══ Excerpted records ══
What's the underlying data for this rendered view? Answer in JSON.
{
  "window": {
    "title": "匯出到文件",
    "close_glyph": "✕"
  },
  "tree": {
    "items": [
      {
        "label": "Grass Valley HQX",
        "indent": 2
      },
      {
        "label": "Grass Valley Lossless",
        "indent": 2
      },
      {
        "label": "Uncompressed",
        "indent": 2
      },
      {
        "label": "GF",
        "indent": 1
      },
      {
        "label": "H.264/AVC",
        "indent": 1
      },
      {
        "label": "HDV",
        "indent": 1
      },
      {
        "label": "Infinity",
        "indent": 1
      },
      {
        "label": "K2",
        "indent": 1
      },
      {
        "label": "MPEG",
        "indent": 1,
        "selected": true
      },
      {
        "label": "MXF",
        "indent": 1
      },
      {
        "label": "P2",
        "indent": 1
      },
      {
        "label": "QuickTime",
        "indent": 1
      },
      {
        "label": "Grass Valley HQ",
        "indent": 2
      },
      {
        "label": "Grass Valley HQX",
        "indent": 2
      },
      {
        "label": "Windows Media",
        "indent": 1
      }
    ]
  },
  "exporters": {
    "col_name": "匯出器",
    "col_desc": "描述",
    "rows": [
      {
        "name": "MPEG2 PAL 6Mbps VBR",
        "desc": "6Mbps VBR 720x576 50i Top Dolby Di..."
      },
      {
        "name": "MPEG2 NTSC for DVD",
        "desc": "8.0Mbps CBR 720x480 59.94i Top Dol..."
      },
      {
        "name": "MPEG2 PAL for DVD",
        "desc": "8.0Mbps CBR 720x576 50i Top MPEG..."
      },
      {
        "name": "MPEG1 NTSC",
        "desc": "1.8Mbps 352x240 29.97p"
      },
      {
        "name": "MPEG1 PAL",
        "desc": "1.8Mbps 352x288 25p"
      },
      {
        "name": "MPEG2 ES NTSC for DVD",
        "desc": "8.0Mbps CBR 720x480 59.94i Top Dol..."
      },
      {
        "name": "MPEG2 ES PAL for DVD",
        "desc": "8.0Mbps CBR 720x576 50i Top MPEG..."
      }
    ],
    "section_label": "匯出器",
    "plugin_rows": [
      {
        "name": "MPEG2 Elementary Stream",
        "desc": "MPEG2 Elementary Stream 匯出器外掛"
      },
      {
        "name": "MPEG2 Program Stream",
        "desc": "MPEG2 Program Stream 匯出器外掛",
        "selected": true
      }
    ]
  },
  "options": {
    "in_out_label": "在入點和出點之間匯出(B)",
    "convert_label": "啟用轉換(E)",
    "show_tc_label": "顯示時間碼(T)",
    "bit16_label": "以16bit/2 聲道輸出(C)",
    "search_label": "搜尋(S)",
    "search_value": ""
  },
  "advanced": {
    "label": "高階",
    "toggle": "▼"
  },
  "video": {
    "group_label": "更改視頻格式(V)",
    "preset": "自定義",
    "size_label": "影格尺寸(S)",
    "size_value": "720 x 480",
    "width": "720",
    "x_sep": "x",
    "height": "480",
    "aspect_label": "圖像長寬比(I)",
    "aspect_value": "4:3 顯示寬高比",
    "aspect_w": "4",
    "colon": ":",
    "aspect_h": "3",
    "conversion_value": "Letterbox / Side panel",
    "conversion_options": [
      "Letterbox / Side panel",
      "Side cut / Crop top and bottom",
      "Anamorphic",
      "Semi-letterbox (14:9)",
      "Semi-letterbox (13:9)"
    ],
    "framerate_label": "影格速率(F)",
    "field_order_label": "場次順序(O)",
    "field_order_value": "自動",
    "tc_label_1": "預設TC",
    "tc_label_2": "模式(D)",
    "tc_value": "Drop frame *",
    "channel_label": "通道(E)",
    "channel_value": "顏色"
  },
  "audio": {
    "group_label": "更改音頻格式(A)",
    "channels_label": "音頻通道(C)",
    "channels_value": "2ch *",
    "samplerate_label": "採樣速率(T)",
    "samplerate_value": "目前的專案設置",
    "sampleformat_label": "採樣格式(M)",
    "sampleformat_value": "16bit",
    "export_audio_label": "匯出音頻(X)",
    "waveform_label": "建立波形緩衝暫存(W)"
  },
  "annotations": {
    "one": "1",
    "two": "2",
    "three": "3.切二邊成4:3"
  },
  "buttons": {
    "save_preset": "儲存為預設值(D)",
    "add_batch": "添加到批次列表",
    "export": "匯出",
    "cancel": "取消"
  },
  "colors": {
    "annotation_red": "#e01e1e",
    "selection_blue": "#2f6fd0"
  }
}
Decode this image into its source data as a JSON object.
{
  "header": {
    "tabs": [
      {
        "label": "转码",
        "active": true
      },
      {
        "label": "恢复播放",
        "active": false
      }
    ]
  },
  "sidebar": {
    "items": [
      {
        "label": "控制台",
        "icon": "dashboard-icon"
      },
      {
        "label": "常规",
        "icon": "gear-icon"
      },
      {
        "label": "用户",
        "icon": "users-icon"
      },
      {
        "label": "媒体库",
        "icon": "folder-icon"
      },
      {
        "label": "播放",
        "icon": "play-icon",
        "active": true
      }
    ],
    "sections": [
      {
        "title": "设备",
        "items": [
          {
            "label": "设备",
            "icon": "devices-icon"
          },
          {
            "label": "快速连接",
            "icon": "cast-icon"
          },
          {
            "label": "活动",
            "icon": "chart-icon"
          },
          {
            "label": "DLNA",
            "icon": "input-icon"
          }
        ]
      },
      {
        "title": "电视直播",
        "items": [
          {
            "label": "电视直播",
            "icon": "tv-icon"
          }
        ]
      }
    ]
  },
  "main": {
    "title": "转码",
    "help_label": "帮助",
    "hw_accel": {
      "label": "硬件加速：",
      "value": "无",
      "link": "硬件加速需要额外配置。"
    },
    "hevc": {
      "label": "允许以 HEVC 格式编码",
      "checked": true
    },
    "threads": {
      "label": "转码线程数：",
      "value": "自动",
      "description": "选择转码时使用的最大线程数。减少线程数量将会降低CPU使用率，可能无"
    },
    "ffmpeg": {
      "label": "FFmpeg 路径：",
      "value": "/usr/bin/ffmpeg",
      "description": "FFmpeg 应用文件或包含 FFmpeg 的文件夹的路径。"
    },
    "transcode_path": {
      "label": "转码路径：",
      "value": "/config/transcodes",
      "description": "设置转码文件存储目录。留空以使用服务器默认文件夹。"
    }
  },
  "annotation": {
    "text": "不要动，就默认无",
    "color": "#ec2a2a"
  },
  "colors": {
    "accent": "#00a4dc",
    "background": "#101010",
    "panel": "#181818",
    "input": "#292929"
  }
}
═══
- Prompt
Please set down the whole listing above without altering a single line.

- Output
What's the underlying data for this rendered view? Answer in JSON.
{
  "window": {
    "title": "匯出到文件",
    "close_glyph": "✕"
  },
  "tree": {
    "items": [
      {
        "label": "Grass Valley HQX",
        "indent": 2
      },
      {
        "label": "Grass Valley Lossless",
        "indent": 2
      },
      {
        "label": "Uncompressed",
        "indent": 2
      },
      {
        "label": "GF",
        "indent": 1
      },
      {
        "label": "H.264/AVC",
        "indent": 1
      },
      {
        "label": "HDV",
        "indent": 1
      },
      {
        "label": "Infinity",
        "indent": 1
      },
      {
        "label": "K2",
        "indent": 1
      },
      {
        "label": "MPEG",
        "indent": 1,
        "selected": true
      },
      {
        "label": "MXF",
        "indent": 1
      },
      {
        "label": "P2",
        "indent": 1
      },
      {
        "label": "QuickTime",
        "indent": 1
      },
      {
        "label": "Grass Valley HQ",
        "indent": 2
      },
      {
        "label": "Grass Valley HQX",
        "indent": 2
      },
      {
        "label": "Windows Media",
        "indent": 1
      }
    ]
  },
  "exporters": {
    "col_name": "匯出器",
    "col_desc": "描述",
    "rows": [
      {
        "name": "MPEG2 PAL 6Mbps VBR",
        "desc": "6Mbps VBR 720x576 50i Top Dolby Di..."
      },
      {
        "name": "MPEG2 NTSC for DVD",
        "desc": "8.0Mbps CBR 720x480 59.94i Top Dol..."
      },
      {
        "name": "MPEG2 PAL for DVD",
        "desc": "8.0Mbps CBR 720x576 50i Top MPEG..."
      },
      {
        "name": "MPEG1 NTSC",
        "desc": "1.8Mbps 352x240 29.97p"
      },
      {
        "name": "MPEG1 PAL",
        "desc": "1.8Mbps 352x288 25p"
      },
      {
        "name": "MPEG2 ES NTSC for DVD",
        "desc": "8.0Mbps CBR 720x480 59.94i Top Dol..."
      },
      {
        "name": "MPEG2 ES PAL for DVD",
        "desc": "8.0Mbps CBR 720x576 50i Top MPEG..."
      }
    ],
    "section_label": "匯出器",
    "plugin_rows": [
      {
        "name": "MPEG2 Elementary Stream",
        "desc": "MPEG2 Elementary Stream 匯出器外掛"
      },
      {
        "name": "MPEG2 Program Stream",
        "desc": "MPEG2 Program Stream 匯出器外掛",
        "selected": true
      }
    ]
  },
  "options": {
    "in_out_label": "在入點和出點之間匯出(B)",
    "convert_label": "啟用轉換(E)",
    "show_tc_label": "顯示時間碼(T)",
    "bit16_label": "以16bit/2 聲道輸出(C)",
    "search_label": "搜尋(S)",
    "search_value": ""
  },
  "advanced": {
    "label": "高階",
    "toggle": "▼"
  },
  "video": {
    "group_label": "更改視頻格式(V)",
    "preset": "自定義",
    "size_label": "影格尺寸(S)",
    "size_value": "720 x 480",
    "width": "720",
    "x_sep": "x",
    "height": "480",
    "aspect_label": "圖像長寬比(I)",
    "aspect_value": "4:3 顯示寬高比",
    "aspect_w": "4",
    "colon": ":",
    "aspect_h": "3",
    "conversion_value": "Letterbox / Side panel",
    "conversion_options": [
      "Letterbox / Side panel",
      "Side cut / Crop top and bottom",
      "Anamorphic",
      "Semi-letterbox (14:9)",
      "Semi-letterbox (13:9)"
    ],
    "framerate_label": "影格速率(F)",
    "field_order_label": "場次順序(O)",
    "field_order_value": "自動",
    "tc_label_1": "預設TC",
    "tc_label_2": "模式(D)",
    "tc_value": "Drop frame *",
    "channel_label": "通道(E)",
    "channel_value": "顏色"
  },
  "audio": {
    "group_label": "更改音頻格式(A)",
    "channels_label": "音頻通道(C)",
    "channels_value": "2ch *",
    "samplerate_label": "採樣速率(T)",
    "samplerate_value": "目前的專案設置",
    "sampleformat_label": "採樣格式(M)",
    "sampleformat_value": "16bit",
    "export_audio_label": "匯出音頻(X)",
    "waveform_label": "建立波形緩衝暫存(W)"
  },
  "annotations": {
    "one": "1",
    "two": "2",
    "three": "3.切二邊成4:3"
  },
  "buttons": {
    "save_preset": "儲存為預設值(D)",
    "add_batch": "添加到批次列表",
    "export": "匯出",
    "cancel": "取消"
  },
  "colors": {
    "annotation_red": "#e01e1e",
    "selection_blue": "#2f6fd0"
  }
}
Decode this image into its source data as a JSON object.
{
  "header": {
    "tabs": [
      {
        "label": "转码",
        "active": true
      },
      {
        "label": "恢复播放",
        "active": false
      }
    ]
  },
  "sidebar": {
    "items": [
      {
        "label": "控制台",
        "icon": "dashboard-icon"
      },
      {
        "label": "常规",
        "icon": "gear-icon"
      },
      {
        "label": "用户",
        "icon": "users-icon"
      },
      {
        "label": "媒体库",
        "icon": "folder-icon"
      },
      {
        "label": "播放",
        "icon": "play-icon",
        "active": true
      }
    ],
    "sections": [
      {
        "title": "设备",
        "items": [
          {
            "label": "设备",
            "icon": "devices-icon"
          },
          {
            "label": "快速连接",
            "icon": "cast-icon"
          },
          {
            "label": "活动",
            "icon": "chart-icon"
          },
          {
            "label": "DLNA",
            "icon": "input-icon"
          }
        ]
      },
      {
        "title": "电视直播",
        "items": [
          {
            "label": "电视直播",
            "icon": "tv-icon"
          }
        ]
      }
    ]
  },
  "main": {
    "title": "转码",
    "help_label": "帮助",
    "hw_accel": {
      "label": "硬件加速：",
      "value": "无",
      "link": "硬件加速需要额外配置。"
    },
    "hevc": {
      "label": "允许以 HEVC 格式编码",
      "checked": true
    },
    "threads": {
      "label": "转码线程数：",
      "value": "自动",
      "description": "选择转码时使用的最大线程数。减少线程数量将会降低CPU使用率，可能无"
    },
    "ffmpeg": {
      "label": "FFmpeg 路径：",
      "value": "/usr/bin/ffmpeg",
      "description": "FFmpeg 应用文件或包含 FFmpeg 的文件夹的路径。"
    },
    "transcode_path": {
      "label": "转码路径：",
      "value": "/config/transcodes",
      "description": "设置转码文件存储目录。留空以使用服务器默认文件夹。"
    }
  },
  "annotation": {
    "text": "不要动，就默认无",
    "color": "#ec2a2a"
  },
  "colors": {
    "accent": "#00a4dc",
    "background": "#101010",
    "panel": "#181818",
    "input": "#292929"
  }
}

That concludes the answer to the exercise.